An invasive species is an alien [non-native] species whose introduction does or is likely to cause economic or environmental harm or harm to human health (Executive Order 13112). Species invasions are one of the main ecological consequences of global changes in climate and land use. Most invasions over the past several centuries have involved species transported directly or indirectly by humans.
The USDA Forest Service Invasive Species Program's goal is to reduce, minimize, or eliminate the potential for introduction, establishment, spread, and impact of invasive species across all landscapes and ownerships. The Invasive Species Program integrates many divisions of the agency.
Forest Health Protection, a part of State and Private Forestry, has over 250 specialists in the areas of forest entomology, forest pathology, invasive plants, pesticide use, survey and monitoring, suppression and control, assessment and applied sciences, and other forest health-related services, protecting the forests from invasive insects, pathogens, and plants.
The 2013 Forest Service National Strategic Framework for Invasive Species Management provides a consistent, agency-wide approach to the prevention, detection, and control of invasive insects, pathogens, plants, wildlife, and fish.
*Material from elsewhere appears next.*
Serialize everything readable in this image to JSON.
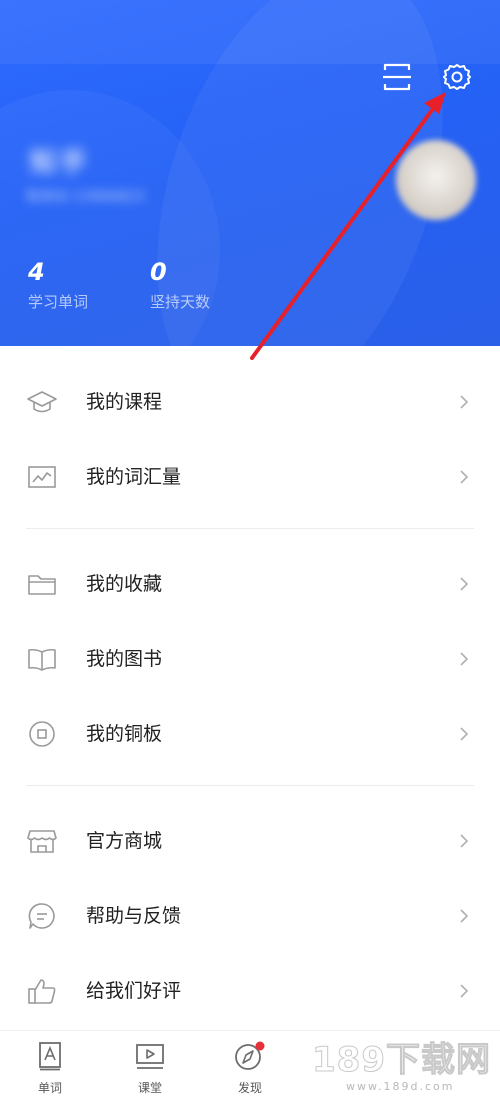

The Framework incorporates the Invasive Species Systems Approach (ISSA) developed by the Forest Service to respond to threats over the next 5 to 10 years.
Native Forest Insects and Diseases
Native insects and pathogens are an important part of a healthy forest ecosystem, but when environmental and biological conditions favor their development into outbreak status they can cause significant losses to forests. Several of these insects and pathogens, such as bark beetles and root diseases, have had extensive impacts forests in western and southern forests.